You have to decide how much you value each difference. How much would each benefit you and the type of photography you do. Instead of focusing (pardon the pun) on how competitive it is, evaluate how it helps you get the images you want. If your tool lets you do what you want, it doesn't matter as much what else is out there.
Maybe if you can say, "Now matter how much I try, the 30D isn't letting me quite get what I want, and features X and Y on the D300 seem like they would help me much more than anything I see on the 40D."
It will be worth it for some to switch, not worth it to others. From what I can tell - and again this is something everyone has to decide for themselves, IQ and high ISO are about the same depending on subject and conditions. I have seen a number of very good shots from the new Nikons and Canons.
If you are primarily a sports shooter or otherwise a high action shooter, you should definitely consider the D300 - with its 51-point AF it is likely much better for tracking a subject, though the 40D has shown to perform very well there. I haven't seen D300 tracking samples yet.
I don't think the advantage are so clearcut otherwise. It will more breakdown to personal preferences for specs and ergonomics.
In my opinion, $500 is a lot of cash relative to the overall prices, and for me the D300 is at best, worth $500 more, and frankly (this is just what they are worth to me), I'd put it closer to around $300-$350.

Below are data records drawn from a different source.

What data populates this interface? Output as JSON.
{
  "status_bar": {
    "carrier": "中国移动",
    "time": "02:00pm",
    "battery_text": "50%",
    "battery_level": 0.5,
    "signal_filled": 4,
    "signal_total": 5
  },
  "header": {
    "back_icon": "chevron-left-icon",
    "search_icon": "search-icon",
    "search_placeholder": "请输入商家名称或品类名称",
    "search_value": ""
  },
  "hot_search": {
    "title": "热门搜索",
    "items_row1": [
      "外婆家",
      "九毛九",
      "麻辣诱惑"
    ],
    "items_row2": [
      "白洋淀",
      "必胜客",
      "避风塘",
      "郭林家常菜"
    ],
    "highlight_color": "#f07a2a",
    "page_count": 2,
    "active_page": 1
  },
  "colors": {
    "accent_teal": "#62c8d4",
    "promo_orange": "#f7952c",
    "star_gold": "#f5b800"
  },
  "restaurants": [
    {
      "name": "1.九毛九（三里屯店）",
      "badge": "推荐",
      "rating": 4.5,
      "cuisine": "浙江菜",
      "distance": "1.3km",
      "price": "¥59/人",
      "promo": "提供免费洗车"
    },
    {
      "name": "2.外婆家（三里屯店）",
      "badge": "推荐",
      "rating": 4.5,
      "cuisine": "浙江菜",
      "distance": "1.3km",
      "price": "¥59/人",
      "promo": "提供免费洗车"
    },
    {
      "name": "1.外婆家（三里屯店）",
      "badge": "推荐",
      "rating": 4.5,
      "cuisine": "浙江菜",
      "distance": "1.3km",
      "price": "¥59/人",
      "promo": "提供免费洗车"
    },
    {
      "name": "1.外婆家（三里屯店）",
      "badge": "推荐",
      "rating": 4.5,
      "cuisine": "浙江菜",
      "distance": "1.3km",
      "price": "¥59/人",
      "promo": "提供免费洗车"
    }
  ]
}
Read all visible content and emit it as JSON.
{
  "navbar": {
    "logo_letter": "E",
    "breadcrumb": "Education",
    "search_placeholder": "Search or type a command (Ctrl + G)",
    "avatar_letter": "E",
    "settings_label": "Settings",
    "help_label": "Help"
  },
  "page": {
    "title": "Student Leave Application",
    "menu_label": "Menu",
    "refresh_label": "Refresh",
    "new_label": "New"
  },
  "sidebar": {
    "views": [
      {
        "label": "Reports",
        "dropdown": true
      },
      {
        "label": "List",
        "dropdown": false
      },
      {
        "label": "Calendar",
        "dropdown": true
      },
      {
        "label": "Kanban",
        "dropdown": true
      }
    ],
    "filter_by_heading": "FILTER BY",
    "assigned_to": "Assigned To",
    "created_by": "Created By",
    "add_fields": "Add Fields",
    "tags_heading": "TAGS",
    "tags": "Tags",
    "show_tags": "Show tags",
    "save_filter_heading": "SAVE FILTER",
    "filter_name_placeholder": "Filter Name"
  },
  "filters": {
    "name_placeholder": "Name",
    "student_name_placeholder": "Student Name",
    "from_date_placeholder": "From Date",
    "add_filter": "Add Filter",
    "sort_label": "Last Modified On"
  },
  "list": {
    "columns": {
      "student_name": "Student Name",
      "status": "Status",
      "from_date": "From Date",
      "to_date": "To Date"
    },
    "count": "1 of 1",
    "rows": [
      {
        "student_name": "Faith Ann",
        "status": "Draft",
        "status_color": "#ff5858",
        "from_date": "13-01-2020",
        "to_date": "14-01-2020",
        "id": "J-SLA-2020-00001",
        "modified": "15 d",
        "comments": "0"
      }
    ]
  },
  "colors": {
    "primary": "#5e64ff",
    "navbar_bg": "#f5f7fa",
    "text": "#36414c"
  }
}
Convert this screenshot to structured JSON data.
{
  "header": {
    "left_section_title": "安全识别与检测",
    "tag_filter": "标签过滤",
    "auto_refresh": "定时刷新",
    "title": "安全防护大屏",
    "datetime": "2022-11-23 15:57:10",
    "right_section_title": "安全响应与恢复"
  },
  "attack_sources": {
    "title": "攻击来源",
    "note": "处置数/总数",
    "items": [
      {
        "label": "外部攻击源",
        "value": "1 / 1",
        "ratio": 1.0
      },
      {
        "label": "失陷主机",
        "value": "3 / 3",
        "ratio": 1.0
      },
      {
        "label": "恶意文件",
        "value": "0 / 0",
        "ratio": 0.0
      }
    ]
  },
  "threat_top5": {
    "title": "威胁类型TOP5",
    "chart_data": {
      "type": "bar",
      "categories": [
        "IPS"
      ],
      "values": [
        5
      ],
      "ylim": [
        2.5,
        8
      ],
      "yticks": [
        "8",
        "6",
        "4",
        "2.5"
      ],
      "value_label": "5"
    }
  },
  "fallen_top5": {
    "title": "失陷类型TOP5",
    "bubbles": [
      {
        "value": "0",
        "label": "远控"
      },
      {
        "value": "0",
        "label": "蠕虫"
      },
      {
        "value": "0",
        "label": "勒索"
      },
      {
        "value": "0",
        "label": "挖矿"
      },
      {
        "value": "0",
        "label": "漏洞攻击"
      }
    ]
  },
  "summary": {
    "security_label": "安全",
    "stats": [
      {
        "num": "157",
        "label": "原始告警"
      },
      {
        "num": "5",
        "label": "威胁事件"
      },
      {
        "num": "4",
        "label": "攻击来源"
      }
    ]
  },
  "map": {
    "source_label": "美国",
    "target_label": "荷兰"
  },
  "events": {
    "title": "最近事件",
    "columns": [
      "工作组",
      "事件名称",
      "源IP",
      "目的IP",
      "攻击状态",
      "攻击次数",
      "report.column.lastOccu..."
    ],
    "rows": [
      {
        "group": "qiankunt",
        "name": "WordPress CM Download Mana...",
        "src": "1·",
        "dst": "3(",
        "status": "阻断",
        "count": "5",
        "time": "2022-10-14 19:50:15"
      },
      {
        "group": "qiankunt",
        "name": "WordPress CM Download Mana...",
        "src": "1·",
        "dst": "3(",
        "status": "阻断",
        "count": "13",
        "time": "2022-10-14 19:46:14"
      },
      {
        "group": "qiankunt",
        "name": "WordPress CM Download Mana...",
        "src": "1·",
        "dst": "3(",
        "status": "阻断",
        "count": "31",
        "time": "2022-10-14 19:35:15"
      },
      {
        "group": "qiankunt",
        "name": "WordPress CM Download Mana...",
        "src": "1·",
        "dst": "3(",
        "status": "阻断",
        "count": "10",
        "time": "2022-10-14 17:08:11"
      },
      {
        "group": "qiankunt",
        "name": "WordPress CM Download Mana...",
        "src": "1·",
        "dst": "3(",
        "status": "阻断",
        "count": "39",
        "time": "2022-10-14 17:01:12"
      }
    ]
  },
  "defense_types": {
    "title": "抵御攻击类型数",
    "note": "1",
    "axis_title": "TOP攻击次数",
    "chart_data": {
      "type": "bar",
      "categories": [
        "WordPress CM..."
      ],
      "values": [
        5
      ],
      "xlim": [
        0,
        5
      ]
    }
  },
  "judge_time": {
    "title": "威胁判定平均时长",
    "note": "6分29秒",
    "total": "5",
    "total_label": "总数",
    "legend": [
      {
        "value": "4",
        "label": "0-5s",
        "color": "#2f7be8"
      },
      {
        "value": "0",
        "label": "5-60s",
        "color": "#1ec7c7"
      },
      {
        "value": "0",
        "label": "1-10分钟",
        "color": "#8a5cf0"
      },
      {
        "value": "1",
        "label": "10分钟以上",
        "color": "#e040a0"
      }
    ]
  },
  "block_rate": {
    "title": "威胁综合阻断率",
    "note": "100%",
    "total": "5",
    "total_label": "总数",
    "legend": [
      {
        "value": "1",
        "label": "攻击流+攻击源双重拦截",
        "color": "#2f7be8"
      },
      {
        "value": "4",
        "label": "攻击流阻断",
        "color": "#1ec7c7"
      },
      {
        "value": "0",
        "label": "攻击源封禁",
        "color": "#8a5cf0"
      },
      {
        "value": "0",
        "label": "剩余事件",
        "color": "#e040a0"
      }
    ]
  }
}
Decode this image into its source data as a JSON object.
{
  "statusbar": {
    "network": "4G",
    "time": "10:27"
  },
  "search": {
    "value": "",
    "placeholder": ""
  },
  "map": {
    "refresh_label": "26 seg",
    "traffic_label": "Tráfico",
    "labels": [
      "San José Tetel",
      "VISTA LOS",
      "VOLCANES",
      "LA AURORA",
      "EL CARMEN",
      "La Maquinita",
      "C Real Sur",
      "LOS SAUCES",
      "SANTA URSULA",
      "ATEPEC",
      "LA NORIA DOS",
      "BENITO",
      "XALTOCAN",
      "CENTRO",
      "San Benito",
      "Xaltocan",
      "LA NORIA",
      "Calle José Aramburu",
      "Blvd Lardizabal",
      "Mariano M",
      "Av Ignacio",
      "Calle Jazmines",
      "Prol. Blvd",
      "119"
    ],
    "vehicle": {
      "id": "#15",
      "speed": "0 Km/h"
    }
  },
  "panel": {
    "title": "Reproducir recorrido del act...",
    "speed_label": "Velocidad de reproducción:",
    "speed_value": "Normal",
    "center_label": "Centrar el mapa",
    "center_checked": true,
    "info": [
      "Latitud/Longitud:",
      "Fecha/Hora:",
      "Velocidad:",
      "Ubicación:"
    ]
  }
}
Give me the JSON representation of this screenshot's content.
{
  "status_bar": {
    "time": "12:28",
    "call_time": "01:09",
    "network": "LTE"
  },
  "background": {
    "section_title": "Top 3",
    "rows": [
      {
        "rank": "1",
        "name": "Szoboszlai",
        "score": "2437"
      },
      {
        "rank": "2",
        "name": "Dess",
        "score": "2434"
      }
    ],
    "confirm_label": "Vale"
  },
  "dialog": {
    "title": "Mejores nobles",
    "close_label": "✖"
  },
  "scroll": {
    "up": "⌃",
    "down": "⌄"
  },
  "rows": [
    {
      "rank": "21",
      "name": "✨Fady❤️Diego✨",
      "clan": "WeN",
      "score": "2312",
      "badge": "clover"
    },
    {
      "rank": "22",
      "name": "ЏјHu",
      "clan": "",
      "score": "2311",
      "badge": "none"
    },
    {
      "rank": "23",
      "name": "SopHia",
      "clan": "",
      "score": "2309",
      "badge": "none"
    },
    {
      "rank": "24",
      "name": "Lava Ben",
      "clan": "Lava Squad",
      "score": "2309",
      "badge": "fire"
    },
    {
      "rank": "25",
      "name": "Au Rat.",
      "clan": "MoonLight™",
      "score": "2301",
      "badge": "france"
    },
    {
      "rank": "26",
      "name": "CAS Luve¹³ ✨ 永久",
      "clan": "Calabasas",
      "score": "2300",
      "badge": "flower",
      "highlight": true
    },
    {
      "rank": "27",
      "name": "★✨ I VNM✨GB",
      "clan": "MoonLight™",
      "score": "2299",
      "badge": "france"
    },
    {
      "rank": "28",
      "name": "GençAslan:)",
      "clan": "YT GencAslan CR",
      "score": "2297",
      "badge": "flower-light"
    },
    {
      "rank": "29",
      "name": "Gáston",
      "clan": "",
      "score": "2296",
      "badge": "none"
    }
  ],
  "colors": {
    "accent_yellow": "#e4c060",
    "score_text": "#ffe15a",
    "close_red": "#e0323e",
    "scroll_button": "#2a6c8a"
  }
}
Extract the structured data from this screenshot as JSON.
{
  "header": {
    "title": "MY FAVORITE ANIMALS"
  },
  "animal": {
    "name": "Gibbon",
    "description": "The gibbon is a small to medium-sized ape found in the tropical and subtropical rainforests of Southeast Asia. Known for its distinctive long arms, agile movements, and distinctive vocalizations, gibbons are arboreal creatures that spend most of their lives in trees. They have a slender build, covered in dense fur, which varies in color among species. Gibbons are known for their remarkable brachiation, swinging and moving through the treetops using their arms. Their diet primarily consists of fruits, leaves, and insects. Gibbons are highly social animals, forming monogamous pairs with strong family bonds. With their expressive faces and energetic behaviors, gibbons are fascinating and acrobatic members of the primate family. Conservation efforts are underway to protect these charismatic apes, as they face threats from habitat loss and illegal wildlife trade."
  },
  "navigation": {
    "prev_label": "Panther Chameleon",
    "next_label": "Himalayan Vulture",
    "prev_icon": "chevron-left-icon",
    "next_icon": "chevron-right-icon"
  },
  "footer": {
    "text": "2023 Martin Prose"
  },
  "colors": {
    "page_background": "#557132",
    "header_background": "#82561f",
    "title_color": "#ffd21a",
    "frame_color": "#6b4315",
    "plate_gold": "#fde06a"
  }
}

But then, I have always preferred Canon's ergonomics. With the new changes, especially the Custom dial settings and My Menu, the 40D really suits me much better. And with sRAW, Canon may have not been listening to me, but they appear to have been listening to some similarly minded photographers.